Sedley village council voted to take steps to seize four properties under property tax provisions of The Municipalities Act during its Nov. 18 meeting.
Taxes of $6,298.29 are owing for the property on the 300 block of Broadway Street according to chief administrative officer Samantha Gillies, who recommended council seize the title for the land as the deadline for payments had expired.
‘Basically, what that means is we proceed to take title, send them a form and wait six months,” Gillies said.
Other properties on Broadway Ave, with the legal addresses of 116 Broadway Ave., 106 Broadway Ave. and 104 Broadway Ave. are also subject to tax enforcement, but were not subject to the six-month waiting period, after a council resolution before the property is officially seized.
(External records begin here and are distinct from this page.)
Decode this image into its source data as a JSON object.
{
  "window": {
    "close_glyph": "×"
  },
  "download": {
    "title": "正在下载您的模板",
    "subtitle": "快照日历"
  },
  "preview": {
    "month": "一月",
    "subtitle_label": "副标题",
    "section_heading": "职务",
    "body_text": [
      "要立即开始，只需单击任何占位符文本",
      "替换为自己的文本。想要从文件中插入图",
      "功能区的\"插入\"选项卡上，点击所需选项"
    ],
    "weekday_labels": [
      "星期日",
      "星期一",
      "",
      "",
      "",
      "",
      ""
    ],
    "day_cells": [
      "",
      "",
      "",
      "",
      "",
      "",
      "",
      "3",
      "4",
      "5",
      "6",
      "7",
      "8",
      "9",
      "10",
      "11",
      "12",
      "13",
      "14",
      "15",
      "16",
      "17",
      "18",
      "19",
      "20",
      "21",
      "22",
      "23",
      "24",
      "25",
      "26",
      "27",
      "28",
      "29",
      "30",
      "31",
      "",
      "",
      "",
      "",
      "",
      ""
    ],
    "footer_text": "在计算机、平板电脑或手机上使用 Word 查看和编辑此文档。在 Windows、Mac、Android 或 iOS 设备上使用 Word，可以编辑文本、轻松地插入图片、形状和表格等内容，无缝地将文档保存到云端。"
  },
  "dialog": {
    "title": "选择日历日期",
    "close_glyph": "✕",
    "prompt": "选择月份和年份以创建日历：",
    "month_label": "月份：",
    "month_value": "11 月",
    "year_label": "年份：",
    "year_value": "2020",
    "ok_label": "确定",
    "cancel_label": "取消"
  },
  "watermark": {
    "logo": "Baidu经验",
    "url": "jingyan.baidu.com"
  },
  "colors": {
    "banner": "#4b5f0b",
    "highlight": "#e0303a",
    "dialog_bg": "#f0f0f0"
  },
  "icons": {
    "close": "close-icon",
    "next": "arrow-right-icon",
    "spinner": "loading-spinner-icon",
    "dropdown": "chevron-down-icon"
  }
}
“Once you make the resolution, I’m going to apply to take title and it’s ours,” Gillies said. “Because the assessment is low enough, I’m authorized to do that.”
Council then approved the necessary motion for Gillies to proceed with the tax enforcement of those properties as well.
Discussion of the landfill environmental assessment also took place. While the Sedley landfill did receive a permit to operate, the permit was only renewed for one year instead of the normal five-year period. Council was also informed a landfill operations plan, a landfill emergency response plan, a preliminary landfill closure plan will need to be adopted, as well as an environmental assessment plan. To date, Sedley’s administration has met the required report filing deadlines, Gillies said. Some of the planning work, as previously reported in this paper, was funded by the Municipal Economic Enhancement Program.
Some hazardous-waste slip tanks and numerous barrels, known to contain used oil but also potentially containing some unknown materials, will have to be removed. Some of the barrels have bullet holes, meaning it is likely some of the soil around those barrels is now contaminated.
“We should get out in front of it so that’s done before we submit our environmental assessment report,” Gillies said. “Then we can tell them we took care of it.”
Recycle West offered a quote of $300 to empty the slip tank, and up to 20 drums. In addition, a disposal fee will apply on a per-drum basis, and the contaminated soil will need to be addressed, with drum delivery of $65 per drum, and soil removal costs of $100 per drum. Gillies said an engineer told the administration four centimetres of soil will need to be removed, placed in to drums and hauled away, a job Recycle West is qualified to handle.
Mayor Alan Currie noted the Sedley landfill is the only one serving the entire RM of Francis.
“It’s something we definitely want to take care of and retain,” Currie said.
It is not legal to take oil to the landfill now for disposal. The oil there now was dumped prior to those regulations taking effect, and had been left there for years, virtually forgotten.
Council did not make a decision on that quote, as it was felt cheaper options may be available.
As part of the regular administration of a new term, council appointed Gerard Parent as deputy mayor.
Keith Borkowsky, Local Journalism Initiative Reporter, The Quad Town Forum